The finale is enjoyably frantic for good reason: The marquee star is out for good, the vultures are circling (from gossip columnists to producer Eileen's ex-husband, all smelling a disaster in the making), and there's a mad scramble not only to ready a new Marilyn — will it be green Karen or calculating Ivy? — but also to write a new closing number so Bombshell doesn't fade out on a suicide. (The new song, which closes the episode and the season, is a knockout, on par with "Let Me Be Your Star," the pilot's memorable climax.) It's not a perfect hour — not with Ellis still scheming, Julia's dreary family still lurking about, and dour guilt-ridden Dev still pining for Karen, while trying to get his missing ring back from Ivy — but the melodrama for once is subsumed by the spectacle of a musical chaotically taking shape before our eyes.
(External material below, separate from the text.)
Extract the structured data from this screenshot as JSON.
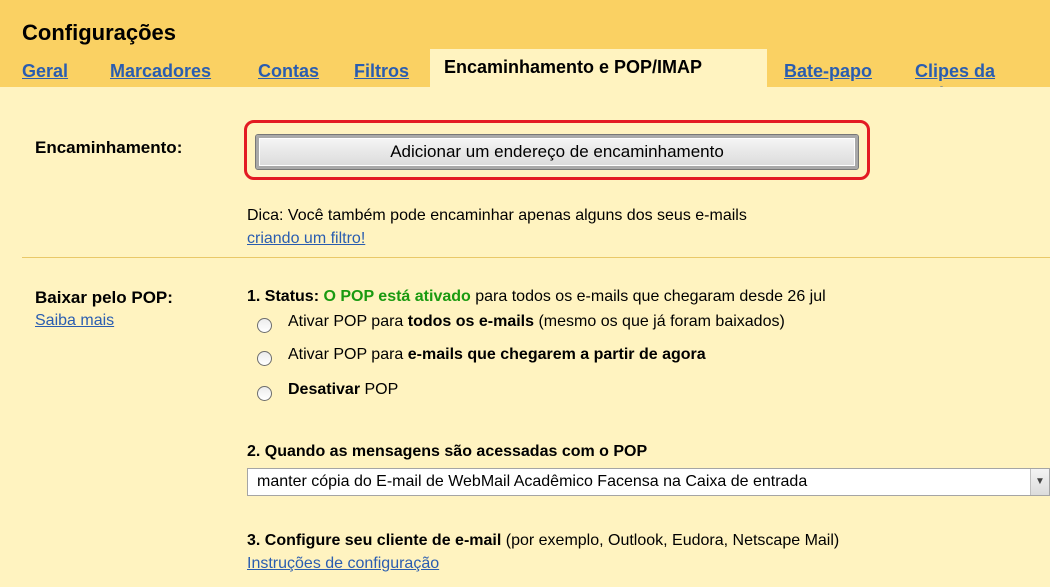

That's the special allure of Smash, and it's good to be reminded while we settle in for the long wait for Act II that it still has the potential to be smashing.
HOUSE CALLS: I'm not sure what Fox's House has in store for next week's series finale, but it's going to have to go the extra mile to upstage tonight's penultimate episode (9/8c), a powerhouse showdown between Hugh Laurie's House and Robert Sean Leonard's Wilson (a performance that could earn this fine actor his first Emmy nomination). These two stubborn doctors square off over Wilson's plans (or lack thereof) for treatment of his cancer, an illness that's casting a pall over the entire hospital. House, as always, has an arsenal of manipulative tricks up his sleeve, but Wilson is adamant that for once, it's not all about House. "Does it ever stop being surreal?" Wilson asks Thirteen (Olivia Wilde returning for a meaningful visit) about living with a terminal illness.
It gets very real, though, in explosive scenes of catharsis for Laurie and Leonard, before a twist ending that reminds us how fleeting time really is for these doctors and this show. Even if you've drifted away from Princeton Plainsboro in recent seasons — this one in particular was a chore, up until the Wilson dilemma — you might want to check back in now.
THE GUIDE: What else has the TV watercooler buzzing? ... The return of NBC's America's Got Talent (8/7c), introducing Howard Stern as the controversial new judge (replacing Piers Morgan) with two-hour audition episodes tonight and Tuesday. How outrageous will he choose, or be allowed, to be? Will he scare children and make old people cry? These questions are reason enough to explain why he was chosen for the gig, and NBC is so confident this summer hit will make even more noise with him on board, they're premiering the show several weeks earlier than usual. ... Weddings figure prominently in the finales of CBS' How I Met Your Mother (8/7c), in which Barney's bride is revealed in the second of two back-to-back episodes, and Mike & Molly (9:31/8:31c), where the title twosome finally get hitched after many comic obstacles. (In the first half of the Mother finale, Lily goes into labor.) ... The cast of Mad Men opens up to James Lipton on Bravo's Inside the Actors Studio (7/6c), with creator Matthew Weiner explaining why Jon Hamm had to audition seven times before being cast as Don Draper. ... Craig Ferguson begins a week-long stay in his native Scotland on CBS' The Late Late Show (12:37/11:37c). ... Emily Maynard, having ended a relationship with Brad Womack, becomes the first single mom to claim the title of The Bachelorette (ABC, 9:31/8:31c). ... HBO examines The Weight of the Nationin a multi-part documentary series about the U.S. obesity crisis, airing Monday and Tuesday (8/7c).